Now, if you know me at all and are reading this you know I’m not innocent of anything I talk about here. But none–and I mean none–of us can pretend we are. So please, don’t misunderstand me. This comes from a place of conviction, not a place of feigned moral high ground.
If I could speak all the languages of earth and of angels, but didn’t love others, I would only be a noisy gong or a clanging cymbal.If I had the gift of prophecy, and if I understood all of God’s secret plans and possessed all knowledge, and if I had such faith that I could move mountains, but didn’t love others, I would be nothing.If I gave everything I have to the poor and even sacrificed my body, I could boast about it; but if I didn’t love others, I would have gained nothing.
1 Corinthians 13:1-3
Love is hard, folks. It is so unbelievably hard. Why? Because it is work. If we do not labor to love, we do not love at all.That is the bottom line.
What love is: An act of obedience.
What love is not: A feeling. This is where our culture gets it wrong. (Now before we get all “amen sister” let us not forget how much room for improvement we have on this topic. Preaching about how society has a distorted notion of love comes second to the issue of us Christians not leading the charge, so let’s not deflect.)
Merriam-Webster defines love as:
a feeling of strong or constant affection for a person
attraction that includes sexual desire: the strong affection felt by people who have a romantic relationship.
a person you love in a romantic way
The mother of all face palms is happening right here in my living room friends. It is no wonder we don’t get it. We just don’t get it! Here is what the creator of love has to say about what it actually is:
Love is patient and kind. Love is not jealous or boastful or proud or rude. It does not rejoice about injustice but rejoices whenever the truth wins out. Love never gives up, never loses faith, is always hopeful, and endures through every circumstance.

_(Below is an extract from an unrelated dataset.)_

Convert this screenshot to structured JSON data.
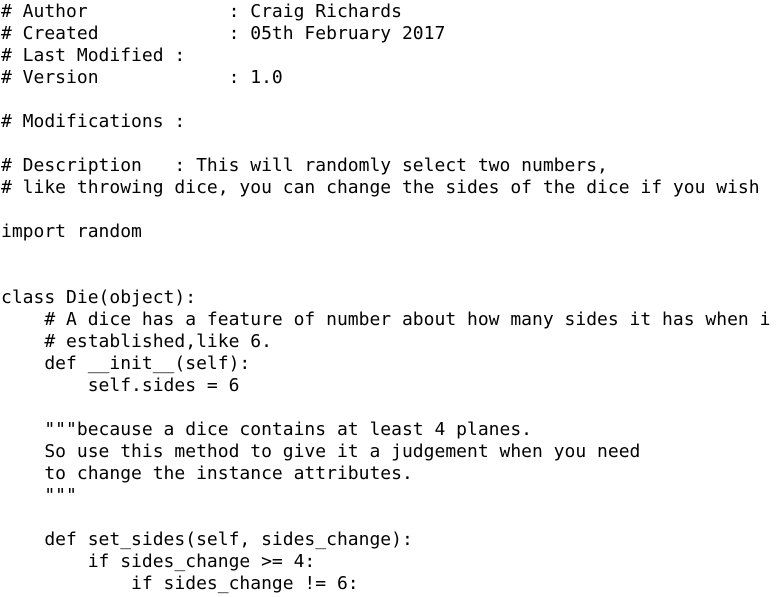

1 Corinthians 13:4-7 (emphasis added)
Patience can look like not acting on frustration. Kindness can be shown by choosing to pick our battles. Jealousy, pride, and rudeness can be avoided when we ditch the sarcasm and the need/desire for validation from anyone other than God. Truth can win out when we bite our tongue. Love can persevere if we don’t get lazy. These are action items. Nowhere does it talk about feelings. It is how we respond.
Responding to “Feelings”
In Beth Moore’s Bible study Living Beyond Yourself, she notes four ways to respond that fly in the face of our feelings:
Confront the situation.
Admit to God we lack agape (love) for someone.
Consider through scripture God’s response.
Be obedient and respond like Jesus.
I don’t know about you, but to me it sounds like something that endures through every circumstance has seen some things. Every. Circumstance. That is a big deal; that sounds like serious work to me. I want to get love in a room and tell it to write a book because that’s gotta be one heck of a saga. “Oh Sara, I am love, and that saga is The Holy Bible.” Oooh snap, did anyone else hear that? Mother of all face palms happening right now in heaven.
Let’s Get to Work
All right. That is enough chatter. Let’s get to work on this love thing, shall we? I’m certainly no expert but can suggest to you a couple resources I’m currently using to help drive love home in my life.
Pray your heart out. Ask God to help you get past your feelings and be moved into an active place of love. Can you imagine what the world would look like if we didn’t just know the following verses, but actually lived them?
John 13:34-35: “A new command I give you: Love one another. As I have loved you, so you must love one another. By this all men will know that you are my disciples, if you love one another.”
1 Peter 4:8: “Above all, love each other deeply, because love covers over a multitude of sins.”
Galatians 6:10: “Therefore, whenever we have the opportunity, we should do good to everyone-especially to those in the family of faith.”
I’d LOVE to hear your personal experiences of how God has shown up in your obedient, hard and worthy acts of love. Brag about God in the comments section and encourage someone today!